+++ Source material +++
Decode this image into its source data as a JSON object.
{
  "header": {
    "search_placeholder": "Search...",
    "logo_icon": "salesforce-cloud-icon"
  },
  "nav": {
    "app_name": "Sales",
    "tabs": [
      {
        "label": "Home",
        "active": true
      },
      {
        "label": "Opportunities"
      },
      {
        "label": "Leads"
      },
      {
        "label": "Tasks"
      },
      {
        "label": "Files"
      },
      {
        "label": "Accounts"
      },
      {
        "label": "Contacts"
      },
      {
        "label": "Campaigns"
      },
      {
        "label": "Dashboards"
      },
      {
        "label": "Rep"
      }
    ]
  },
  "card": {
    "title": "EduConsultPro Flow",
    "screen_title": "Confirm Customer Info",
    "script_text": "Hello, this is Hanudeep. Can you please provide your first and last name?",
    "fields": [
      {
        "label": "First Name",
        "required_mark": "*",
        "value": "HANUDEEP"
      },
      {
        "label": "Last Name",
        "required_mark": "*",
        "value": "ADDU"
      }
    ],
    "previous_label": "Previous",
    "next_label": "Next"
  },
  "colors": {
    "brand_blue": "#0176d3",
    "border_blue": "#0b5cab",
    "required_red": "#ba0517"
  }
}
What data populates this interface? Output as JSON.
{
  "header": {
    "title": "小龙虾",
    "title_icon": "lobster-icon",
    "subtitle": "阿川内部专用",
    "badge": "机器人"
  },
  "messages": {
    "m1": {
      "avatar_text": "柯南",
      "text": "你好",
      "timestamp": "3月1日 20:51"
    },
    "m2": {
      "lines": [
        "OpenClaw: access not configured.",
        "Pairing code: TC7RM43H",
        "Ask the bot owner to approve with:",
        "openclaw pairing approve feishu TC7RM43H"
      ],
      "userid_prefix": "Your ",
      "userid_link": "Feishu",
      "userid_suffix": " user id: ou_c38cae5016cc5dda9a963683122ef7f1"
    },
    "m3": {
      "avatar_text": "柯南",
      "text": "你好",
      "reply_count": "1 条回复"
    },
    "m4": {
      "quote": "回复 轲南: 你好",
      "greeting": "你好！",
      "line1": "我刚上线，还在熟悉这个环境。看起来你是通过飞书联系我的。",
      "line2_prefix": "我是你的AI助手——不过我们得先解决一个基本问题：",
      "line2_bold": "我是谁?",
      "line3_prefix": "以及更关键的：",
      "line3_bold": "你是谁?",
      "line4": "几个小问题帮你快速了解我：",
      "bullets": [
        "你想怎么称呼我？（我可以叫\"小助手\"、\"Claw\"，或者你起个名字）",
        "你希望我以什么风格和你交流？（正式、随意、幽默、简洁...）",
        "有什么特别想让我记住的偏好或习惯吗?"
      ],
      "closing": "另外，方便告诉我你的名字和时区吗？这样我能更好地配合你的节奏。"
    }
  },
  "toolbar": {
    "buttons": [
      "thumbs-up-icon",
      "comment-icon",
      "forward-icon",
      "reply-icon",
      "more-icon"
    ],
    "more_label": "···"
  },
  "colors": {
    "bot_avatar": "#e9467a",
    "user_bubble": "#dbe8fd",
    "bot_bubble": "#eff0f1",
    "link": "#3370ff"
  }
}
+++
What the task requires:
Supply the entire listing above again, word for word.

Solution below:
Decode this image into its source data as a JSON object.
{
  "header": {
    "search_placeholder": "Search...",
    "logo_icon": "salesforce-cloud-icon"
  },
  "nav": {
    "app_name": "Sales",
    "tabs": [
      {
        "label": "Home",
        "active": true
      },
      {
        "label": "Opportunities"
      },
      {
        "label": "Leads"
      },
      {
        "label": "Tasks"
      },
      {
        "label": "Files"
      },
      {
        "label": "Accounts"
      },
      {
        "label": "Contacts"
      },
      {
        "label": "Campaigns"
      },
      {
        "label": "Dashboards"
      },
      {
        "label": "Rep"
      }
    ]
  },
  "card": {
    "title": "EduConsultPro Flow",
    "screen_title": "Confirm Customer Info",
    "script_text": "Hello, this is Hanudeep. Can you please provide your first and last name?",
    "fields": [
      {
        "label": "First Name",
        "required_mark": "*",
        "value": "HANUDEEP"
      },
      {
        "label": "Last Name",
        "required_mark": "*",
        "value": "ADDU"
      }
    ],
    "previous_label": "Previous",
    "next_label": "Next"
  },
  "colors": {
    "brand_blue": "#0176d3",
    "border_blue": "#0b5cab",
    "required_red": "#ba0517"
  }
}
What data populates this interface? Output as JSON.
{
  "header": {
    "title": "小龙虾",
    "title_icon": "lobster-icon",
    "subtitle": "阿川内部专用",
    "badge": "机器人"
  },
  "messages": {
    "m1": {
      "avatar_text": "柯南",
      "text": "你好",
      "timestamp": "3月1日 20:51"
    },
    "m2": {
      "lines": [
        "OpenClaw: access not configured.",
        "Pairing code: TC7RM43H",
        "Ask the bot owner to approve with:",
        "openclaw pairing approve feishu TC7RM43H"
      ],
      "userid_prefix": "Your ",
      "userid_link": "Feishu",
      "userid_suffix": " user id: ou_c38cae5016cc5dda9a963683122ef7f1"
    },
    "m3": {
      "avatar_text": "柯南",
      "text": "你好",
      "reply_count": "1 条回复"
    },
    "m4": {
      "quote": "回复 轲南: 你好",
      "greeting": "你好！",
      "line1": "我刚上线，还在熟悉这个环境。看起来你是通过飞书联系我的。",
      "line2_prefix": "我是你的AI助手——不过我们得先解决一个基本问题：",
      "line2_bold": "我是谁?",
      "line3_prefix": "以及更关键的：",
      "line3_bold": "你是谁?",
      "line4": "几个小问题帮你快速了解我：",
      "bullets": [
        "你想怎么称呼我？（我可以叫\"小助手\"、\"Claw\"，或者你起个名字）",
        "你希望我以什么风格和你交流？（正式、随意、幽默、简洁...）",
        "有什么特别想让我记住的偏好或习惯吗?"
      ],
      "closing": "另外，方便告诉我你的名字和时区吗？这样我能更好地配合你的节奏。"
    }
  },
  "toolbar": {
    "buttons": [
      "thumbs-up-icon",
      "comment-icon",
      "forward-icon",
      "reply-icon",
      "more-icon"
    ],
    "more_label": "···"
  },
  "colors": {
    "bot_avatar": "#e9467a",
    "user_bubble": "#dbe8fd",
    "bot_bubble": "#eff0f1",
    "link": "#3370ff"
  }
}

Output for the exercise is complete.